### [ACTIVITY]
Return every line of the records below verbatim, with no pictures in the copy.
== Segment start ==
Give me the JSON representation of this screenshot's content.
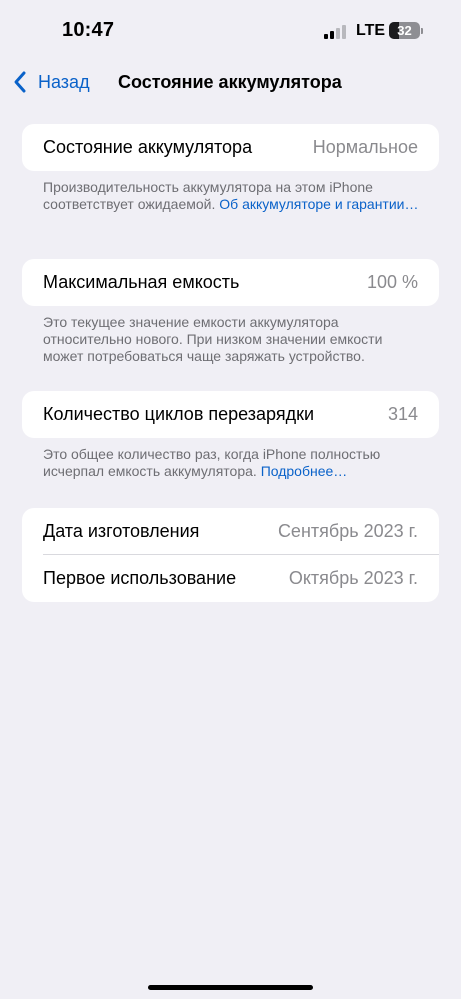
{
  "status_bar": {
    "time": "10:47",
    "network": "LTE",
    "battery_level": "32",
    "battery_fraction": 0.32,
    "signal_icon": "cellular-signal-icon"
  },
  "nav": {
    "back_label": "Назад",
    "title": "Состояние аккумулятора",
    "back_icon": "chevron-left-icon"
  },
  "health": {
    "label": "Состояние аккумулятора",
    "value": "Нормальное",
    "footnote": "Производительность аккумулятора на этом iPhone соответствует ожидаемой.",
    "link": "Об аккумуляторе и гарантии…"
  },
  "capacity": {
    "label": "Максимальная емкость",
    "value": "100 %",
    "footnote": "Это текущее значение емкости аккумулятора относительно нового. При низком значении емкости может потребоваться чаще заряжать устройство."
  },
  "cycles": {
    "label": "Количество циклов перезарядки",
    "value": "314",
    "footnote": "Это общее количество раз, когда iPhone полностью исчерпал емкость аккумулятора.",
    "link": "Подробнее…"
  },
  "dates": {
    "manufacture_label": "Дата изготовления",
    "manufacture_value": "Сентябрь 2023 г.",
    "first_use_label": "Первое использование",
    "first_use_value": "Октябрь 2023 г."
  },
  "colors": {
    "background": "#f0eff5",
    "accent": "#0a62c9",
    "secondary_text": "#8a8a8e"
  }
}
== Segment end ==
### [THE ANSWER]
Give me the JSON representation of this screenshot's content.
{
  "status_bar": {
    "time": "10:47",
    "network": "LTE",
    "battery_level": "32",
    "battery_fraction": 0.32,
    "signal_icon": "cellular-signal-icon"
  },
  "nav": {
    "back_label": "Назад",
    "title": "Состояние аккумулятора",
    "back_icon": "chevron-left-icon"
  },
  "health": {
    "label": "Состояние аккумулятора",
    "value": "Нормальное",
    "footnote": "Производительность аккумулятора на этом iPhone соответствует ожидаемой.",
    "link": "Об аккумуляторе и гарантии…"
  },
  "capacity": {
    "label": "Максимальная емкость",
    "value": "100 %",
    "footnote": "Это текущее значение емкости аккумулятора относительно нового. При низком значении емкости может потребоваться чаще заряжать устройство."
  },
  "cycles": {
    "label": "Количество циклов перезарядки",
    "value": "314",
    "footnote": "Это общее количество раз, когда iPhone полностью исчерпал емкость аккумулятора.",
    "link": "Подробнее…"
  },
  "dates": {
    "manufacture_label": "Дата изготовления",
    "manufacture_value": "Сентябрь 2023 г.",
    "first_use_label": "Первое использование",
    "first_use_value": "Октябрь 2023 г."
  },
  "colors": {
    "background": "#f0eff5",
    "accent": "#0a62c9",
    "secondary_text": "#8a8a8e"
  }
}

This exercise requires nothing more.